→ Task brief:
The answer must consist of every line from the data that holds "JSON".

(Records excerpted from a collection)

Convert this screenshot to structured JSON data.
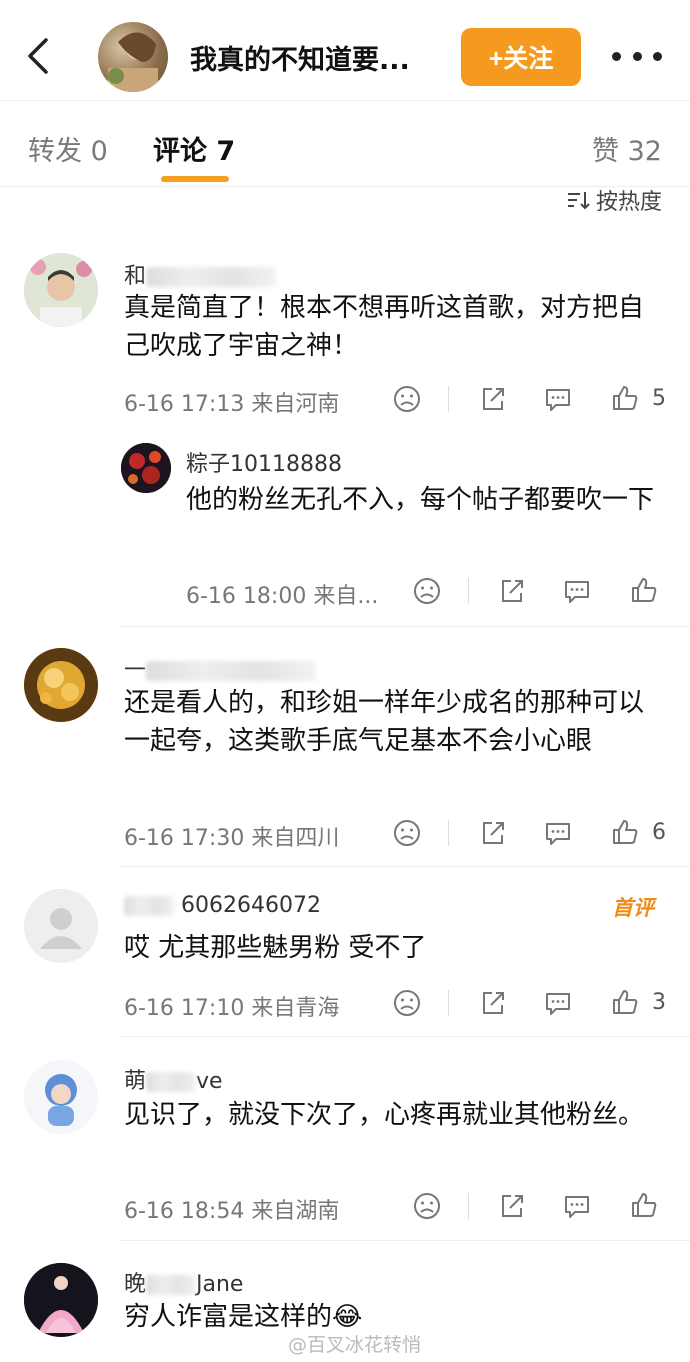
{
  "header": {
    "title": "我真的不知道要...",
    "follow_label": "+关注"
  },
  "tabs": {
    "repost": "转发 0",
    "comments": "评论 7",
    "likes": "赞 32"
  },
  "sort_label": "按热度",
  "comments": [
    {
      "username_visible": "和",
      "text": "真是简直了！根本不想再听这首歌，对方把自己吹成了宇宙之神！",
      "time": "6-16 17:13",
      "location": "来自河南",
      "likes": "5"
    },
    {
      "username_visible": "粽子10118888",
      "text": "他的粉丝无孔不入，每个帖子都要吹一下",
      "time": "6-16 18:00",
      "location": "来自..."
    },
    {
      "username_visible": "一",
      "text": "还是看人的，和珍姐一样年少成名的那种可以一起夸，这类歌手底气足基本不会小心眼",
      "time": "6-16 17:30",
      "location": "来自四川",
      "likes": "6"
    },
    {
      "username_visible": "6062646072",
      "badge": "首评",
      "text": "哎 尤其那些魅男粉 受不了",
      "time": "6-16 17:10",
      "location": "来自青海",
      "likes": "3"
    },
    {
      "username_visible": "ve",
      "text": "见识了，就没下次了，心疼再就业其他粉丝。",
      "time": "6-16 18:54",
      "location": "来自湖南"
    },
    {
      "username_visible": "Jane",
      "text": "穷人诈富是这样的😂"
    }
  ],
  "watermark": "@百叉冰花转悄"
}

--

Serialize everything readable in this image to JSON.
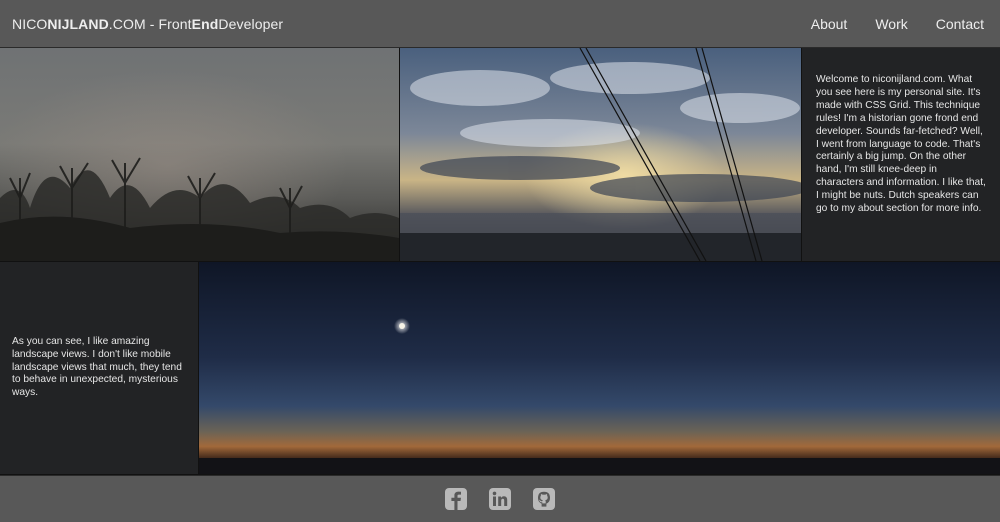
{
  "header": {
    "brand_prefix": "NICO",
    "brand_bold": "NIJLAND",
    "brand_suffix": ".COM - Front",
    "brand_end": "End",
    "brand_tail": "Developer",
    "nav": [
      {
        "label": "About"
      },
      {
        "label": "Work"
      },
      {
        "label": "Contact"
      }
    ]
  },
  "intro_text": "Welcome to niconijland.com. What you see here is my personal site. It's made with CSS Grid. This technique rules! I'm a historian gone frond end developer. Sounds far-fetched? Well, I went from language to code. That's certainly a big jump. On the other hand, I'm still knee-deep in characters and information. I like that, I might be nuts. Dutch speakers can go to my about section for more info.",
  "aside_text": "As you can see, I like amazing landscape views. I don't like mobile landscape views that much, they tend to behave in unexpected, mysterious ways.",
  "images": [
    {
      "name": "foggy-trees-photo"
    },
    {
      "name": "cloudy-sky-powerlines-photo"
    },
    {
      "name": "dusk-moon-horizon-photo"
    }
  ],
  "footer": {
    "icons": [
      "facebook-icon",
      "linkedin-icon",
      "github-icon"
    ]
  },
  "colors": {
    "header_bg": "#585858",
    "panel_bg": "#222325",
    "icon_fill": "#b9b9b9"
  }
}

→ Reply:
Convert this screenshot to structured JSON data.
Serialize everything readable in this image to JSON.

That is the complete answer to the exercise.